SEEKERS AND SOUGHT. The name Zacchaeus comes from the Hebrew zakkai, meaning “clean” or “innocent.” For his contemporaries, the name is a parody, for he is a sinner, someone “unclean” and “guilty.” Zacchaeus is a chief tax collector, an administrator who bids for a tax district from the Roman governor and organizes the collection in the area. He has minor tax collectors working under him and profits also from these underlings’ labors. People believe that he has enriched himself at the expense of his fellow Jews. The righteous among them avoid his house and his company.
Zacchaeus is curious about Jesus. He has probably heard about Jesus and is interested about this well-known figure—a rabbi who teaches with authority and who does not avoid people who are ignorant of the Law or are branded as sinners. But to see Jesus, he has to be resourceful: he is short in stature, and the huge crowd in Jericho blocks him. So he climbs a sycamore tree and has a bird’s-eye view of Jesus and the crowd below.
Zacchaeus gets the surprise of his life when he hears Jesus calling him by name and asking to stay at his house. He joyfully welcomes Jesus into his home. Jesus seems not to be bothered by the grumblings of disapproval from the crowd. Zacchaeus is won over by Jesus’ kindness and table company, a sign of fellowship and forgiveness. He promises to share his possessions with the poor and repay anyone he may have defrauded four times over. Jesus recognizes his genuine faith in God and his transformed state by declaring him as “son of Abraham,” enjoying the rights to the promises God made to the patriarch.
Jesus, the one sought by Zacchaeus, is really the first seeker. He is “the Son of Man [who] has come to seek and to save what was lost.” He takes the initiative. He calls Zacchaeus and “commands” to be invited to his home. He is not deterred by the crowd’s disapproval. Jesus knows his mission: to get people to know God who does not condemn but calls sinners for healing and salvation. For Jesus, Zacchaeus is like the prodigal son, the lost coin, and the lost sheep (cf Lk 15). He is the sick who needs healing by the Great Physician.
Jesus is vindicated by Zacchaeus’ conversion and promise of restitution. Zacchaeus becomes the model of the sinner who repents and whose values are transformed.
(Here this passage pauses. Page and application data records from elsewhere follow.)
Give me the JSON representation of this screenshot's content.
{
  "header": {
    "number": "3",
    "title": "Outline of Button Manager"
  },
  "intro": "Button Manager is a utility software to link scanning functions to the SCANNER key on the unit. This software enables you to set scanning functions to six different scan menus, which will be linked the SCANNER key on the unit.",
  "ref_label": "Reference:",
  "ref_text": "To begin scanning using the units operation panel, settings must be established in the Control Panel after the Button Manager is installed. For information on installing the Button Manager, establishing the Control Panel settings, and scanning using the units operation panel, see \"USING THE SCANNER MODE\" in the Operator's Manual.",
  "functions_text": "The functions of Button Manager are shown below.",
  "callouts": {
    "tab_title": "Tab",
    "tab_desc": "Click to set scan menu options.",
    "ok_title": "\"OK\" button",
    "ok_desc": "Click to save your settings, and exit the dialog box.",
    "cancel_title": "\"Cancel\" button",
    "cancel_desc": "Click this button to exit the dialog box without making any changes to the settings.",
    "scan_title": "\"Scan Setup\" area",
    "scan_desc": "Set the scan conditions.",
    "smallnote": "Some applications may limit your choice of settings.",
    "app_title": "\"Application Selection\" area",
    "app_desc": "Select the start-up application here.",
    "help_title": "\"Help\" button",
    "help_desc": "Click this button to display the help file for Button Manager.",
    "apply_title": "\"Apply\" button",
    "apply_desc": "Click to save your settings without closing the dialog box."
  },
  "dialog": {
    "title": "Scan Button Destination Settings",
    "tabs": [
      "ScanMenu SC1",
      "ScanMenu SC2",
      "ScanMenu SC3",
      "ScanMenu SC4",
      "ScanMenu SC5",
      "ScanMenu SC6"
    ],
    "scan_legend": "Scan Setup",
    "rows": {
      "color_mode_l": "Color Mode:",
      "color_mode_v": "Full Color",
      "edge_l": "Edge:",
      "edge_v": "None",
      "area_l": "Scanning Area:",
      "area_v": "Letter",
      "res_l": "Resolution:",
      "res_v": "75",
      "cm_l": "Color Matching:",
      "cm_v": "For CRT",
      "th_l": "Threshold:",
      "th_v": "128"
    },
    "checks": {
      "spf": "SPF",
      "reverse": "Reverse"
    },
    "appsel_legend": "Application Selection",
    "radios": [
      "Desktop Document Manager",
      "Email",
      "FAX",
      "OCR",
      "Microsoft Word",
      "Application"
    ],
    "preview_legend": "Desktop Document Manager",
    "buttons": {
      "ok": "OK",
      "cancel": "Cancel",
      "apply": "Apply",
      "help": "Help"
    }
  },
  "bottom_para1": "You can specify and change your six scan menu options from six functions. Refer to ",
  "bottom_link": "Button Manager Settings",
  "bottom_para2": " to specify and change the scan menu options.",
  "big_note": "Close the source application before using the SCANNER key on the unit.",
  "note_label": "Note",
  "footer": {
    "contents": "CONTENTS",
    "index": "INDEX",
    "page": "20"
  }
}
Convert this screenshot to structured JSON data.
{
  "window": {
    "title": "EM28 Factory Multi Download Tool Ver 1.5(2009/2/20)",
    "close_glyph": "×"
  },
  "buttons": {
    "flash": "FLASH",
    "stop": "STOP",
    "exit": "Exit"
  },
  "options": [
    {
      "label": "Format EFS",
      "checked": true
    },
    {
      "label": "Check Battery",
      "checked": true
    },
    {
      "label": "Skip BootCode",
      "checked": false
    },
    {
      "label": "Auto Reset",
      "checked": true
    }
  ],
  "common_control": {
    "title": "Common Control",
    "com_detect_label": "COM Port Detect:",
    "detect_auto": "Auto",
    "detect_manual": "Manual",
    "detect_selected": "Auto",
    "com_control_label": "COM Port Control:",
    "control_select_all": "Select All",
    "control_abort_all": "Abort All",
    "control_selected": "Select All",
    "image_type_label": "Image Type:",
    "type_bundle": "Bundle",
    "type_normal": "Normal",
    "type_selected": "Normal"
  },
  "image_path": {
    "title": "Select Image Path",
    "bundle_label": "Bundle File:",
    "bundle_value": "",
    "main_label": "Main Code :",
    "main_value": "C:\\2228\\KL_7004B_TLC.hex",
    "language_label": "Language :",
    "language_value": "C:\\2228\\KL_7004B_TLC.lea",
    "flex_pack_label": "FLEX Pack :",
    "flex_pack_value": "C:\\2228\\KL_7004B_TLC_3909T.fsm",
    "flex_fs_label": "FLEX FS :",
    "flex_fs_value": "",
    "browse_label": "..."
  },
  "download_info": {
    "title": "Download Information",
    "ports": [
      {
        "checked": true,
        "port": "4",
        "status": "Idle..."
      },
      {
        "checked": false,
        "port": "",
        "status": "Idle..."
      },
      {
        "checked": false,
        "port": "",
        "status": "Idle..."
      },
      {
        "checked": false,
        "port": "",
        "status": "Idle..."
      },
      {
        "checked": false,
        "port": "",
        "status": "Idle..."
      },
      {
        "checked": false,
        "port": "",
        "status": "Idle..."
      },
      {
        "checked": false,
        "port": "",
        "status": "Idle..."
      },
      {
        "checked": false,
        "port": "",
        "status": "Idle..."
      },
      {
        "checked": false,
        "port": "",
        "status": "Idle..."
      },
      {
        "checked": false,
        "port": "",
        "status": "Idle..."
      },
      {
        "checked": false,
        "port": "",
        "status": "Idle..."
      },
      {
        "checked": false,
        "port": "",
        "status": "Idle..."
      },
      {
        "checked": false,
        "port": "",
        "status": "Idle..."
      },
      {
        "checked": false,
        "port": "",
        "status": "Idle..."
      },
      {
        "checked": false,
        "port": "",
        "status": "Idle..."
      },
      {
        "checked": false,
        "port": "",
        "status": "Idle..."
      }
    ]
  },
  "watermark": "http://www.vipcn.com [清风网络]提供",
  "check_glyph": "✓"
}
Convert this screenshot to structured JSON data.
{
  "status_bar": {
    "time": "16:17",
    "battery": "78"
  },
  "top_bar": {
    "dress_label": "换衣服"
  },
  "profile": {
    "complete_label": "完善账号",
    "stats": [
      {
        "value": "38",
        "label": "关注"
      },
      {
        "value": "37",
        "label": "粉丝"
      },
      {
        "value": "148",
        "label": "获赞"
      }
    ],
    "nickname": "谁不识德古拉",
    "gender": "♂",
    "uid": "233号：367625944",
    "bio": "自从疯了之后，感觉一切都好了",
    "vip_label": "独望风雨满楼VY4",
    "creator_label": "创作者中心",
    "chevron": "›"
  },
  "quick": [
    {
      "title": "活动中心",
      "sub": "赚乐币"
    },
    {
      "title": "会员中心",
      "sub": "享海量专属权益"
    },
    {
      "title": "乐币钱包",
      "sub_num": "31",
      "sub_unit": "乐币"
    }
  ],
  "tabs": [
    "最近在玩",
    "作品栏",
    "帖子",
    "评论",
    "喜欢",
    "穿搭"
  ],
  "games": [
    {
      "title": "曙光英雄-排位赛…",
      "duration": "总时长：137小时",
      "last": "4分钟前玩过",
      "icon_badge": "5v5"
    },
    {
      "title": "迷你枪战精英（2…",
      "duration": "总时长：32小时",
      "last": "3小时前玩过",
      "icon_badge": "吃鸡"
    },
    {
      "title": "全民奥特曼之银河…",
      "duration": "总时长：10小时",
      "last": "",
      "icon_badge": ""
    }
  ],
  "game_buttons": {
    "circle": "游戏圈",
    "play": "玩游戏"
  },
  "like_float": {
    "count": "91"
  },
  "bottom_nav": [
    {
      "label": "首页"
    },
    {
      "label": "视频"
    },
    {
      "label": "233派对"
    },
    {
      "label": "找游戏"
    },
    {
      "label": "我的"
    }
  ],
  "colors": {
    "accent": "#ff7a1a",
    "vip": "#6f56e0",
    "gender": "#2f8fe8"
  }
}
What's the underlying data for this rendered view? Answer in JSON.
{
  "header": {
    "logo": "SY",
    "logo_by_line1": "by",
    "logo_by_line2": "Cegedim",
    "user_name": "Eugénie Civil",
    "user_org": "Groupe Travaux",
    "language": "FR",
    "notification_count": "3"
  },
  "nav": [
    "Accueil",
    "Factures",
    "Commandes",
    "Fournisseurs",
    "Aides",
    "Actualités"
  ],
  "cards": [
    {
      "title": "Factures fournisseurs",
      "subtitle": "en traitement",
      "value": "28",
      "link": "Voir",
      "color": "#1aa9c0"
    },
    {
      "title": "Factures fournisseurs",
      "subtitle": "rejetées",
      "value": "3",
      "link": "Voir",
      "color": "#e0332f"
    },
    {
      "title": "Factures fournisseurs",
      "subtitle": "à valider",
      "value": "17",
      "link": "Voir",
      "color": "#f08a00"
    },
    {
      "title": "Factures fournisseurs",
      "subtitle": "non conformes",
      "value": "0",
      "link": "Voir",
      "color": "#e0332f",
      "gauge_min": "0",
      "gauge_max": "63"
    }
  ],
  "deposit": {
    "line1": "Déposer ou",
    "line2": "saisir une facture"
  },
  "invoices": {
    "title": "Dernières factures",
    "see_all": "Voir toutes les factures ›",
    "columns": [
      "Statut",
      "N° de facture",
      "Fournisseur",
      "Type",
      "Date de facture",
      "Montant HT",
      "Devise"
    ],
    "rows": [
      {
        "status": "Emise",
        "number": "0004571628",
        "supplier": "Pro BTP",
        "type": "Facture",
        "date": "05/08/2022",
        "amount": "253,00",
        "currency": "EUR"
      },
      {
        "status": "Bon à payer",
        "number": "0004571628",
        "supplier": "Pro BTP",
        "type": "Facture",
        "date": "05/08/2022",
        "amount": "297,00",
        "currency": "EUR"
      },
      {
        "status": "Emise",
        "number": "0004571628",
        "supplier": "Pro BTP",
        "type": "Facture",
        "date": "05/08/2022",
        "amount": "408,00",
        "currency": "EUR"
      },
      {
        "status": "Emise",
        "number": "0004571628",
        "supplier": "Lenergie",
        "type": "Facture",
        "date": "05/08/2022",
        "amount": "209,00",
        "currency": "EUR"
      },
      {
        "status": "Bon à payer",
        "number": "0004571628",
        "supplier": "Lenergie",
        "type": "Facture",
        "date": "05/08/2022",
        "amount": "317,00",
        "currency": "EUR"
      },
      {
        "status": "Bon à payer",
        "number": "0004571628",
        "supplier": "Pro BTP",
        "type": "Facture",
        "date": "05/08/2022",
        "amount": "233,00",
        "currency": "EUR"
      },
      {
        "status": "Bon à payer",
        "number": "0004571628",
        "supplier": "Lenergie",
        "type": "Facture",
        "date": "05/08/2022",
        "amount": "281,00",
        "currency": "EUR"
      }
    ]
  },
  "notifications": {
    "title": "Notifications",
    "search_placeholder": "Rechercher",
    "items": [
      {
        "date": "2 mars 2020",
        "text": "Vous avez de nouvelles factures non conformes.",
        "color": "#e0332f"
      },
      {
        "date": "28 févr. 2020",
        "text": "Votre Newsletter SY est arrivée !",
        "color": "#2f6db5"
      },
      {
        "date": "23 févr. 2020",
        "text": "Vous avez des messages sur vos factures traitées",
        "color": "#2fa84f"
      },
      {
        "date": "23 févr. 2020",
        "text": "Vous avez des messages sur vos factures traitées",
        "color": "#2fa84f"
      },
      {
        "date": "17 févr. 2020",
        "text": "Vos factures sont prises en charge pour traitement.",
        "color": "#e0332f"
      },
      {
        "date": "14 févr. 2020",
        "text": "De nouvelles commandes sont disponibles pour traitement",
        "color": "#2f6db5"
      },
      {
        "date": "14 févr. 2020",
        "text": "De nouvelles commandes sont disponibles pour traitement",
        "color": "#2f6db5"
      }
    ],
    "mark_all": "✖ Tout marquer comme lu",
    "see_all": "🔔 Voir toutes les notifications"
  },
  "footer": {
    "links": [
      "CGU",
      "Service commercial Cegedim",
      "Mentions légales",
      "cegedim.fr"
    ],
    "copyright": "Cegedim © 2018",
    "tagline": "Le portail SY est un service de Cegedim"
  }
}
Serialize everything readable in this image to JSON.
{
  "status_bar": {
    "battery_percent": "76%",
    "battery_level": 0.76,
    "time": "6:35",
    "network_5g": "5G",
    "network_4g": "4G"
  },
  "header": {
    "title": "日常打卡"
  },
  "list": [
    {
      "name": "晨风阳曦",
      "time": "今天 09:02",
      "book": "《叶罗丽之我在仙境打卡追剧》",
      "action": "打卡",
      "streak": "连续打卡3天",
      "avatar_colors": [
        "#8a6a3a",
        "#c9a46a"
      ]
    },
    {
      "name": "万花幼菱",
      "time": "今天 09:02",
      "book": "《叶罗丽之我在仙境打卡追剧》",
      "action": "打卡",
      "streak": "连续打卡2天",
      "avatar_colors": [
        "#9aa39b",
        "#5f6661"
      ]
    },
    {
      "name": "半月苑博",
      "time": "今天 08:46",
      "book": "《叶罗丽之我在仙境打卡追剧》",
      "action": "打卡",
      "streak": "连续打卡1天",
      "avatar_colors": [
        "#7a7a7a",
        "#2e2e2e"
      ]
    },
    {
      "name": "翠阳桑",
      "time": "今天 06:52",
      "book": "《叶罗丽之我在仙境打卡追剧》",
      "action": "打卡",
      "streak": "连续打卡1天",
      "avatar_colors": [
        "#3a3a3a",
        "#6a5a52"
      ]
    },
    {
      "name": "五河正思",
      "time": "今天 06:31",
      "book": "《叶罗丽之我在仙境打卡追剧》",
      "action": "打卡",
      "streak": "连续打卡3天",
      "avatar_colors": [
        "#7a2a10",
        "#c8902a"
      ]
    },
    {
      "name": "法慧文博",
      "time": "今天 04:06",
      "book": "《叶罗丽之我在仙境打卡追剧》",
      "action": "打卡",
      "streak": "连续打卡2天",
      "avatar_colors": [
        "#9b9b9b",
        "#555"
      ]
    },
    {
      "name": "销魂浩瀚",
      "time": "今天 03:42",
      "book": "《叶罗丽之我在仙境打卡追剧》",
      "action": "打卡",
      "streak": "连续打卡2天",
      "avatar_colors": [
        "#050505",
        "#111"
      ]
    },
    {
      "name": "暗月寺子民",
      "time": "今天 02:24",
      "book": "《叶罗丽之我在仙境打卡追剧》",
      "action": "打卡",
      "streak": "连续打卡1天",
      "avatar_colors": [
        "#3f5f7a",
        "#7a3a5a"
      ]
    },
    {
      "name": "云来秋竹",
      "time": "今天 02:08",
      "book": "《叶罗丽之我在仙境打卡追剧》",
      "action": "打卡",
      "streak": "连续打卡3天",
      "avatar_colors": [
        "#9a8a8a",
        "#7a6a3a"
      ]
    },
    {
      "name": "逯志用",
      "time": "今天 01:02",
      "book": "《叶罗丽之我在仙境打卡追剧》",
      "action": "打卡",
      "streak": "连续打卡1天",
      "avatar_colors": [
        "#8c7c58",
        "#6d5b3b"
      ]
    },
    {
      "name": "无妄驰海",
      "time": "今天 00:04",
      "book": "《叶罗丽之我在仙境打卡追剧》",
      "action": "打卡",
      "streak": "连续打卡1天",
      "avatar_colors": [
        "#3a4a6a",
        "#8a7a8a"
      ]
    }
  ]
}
SOURCE: “366 Days with the Lord 2016,” ST. PAULS Philippines, 7708 St. Paul Rd., SAV, Makati City (Phils.); Tel.: 895-9701; Fax 895-7328; E-mail: firstname.lastname@example.org; Website: http://www.stpauls.ph.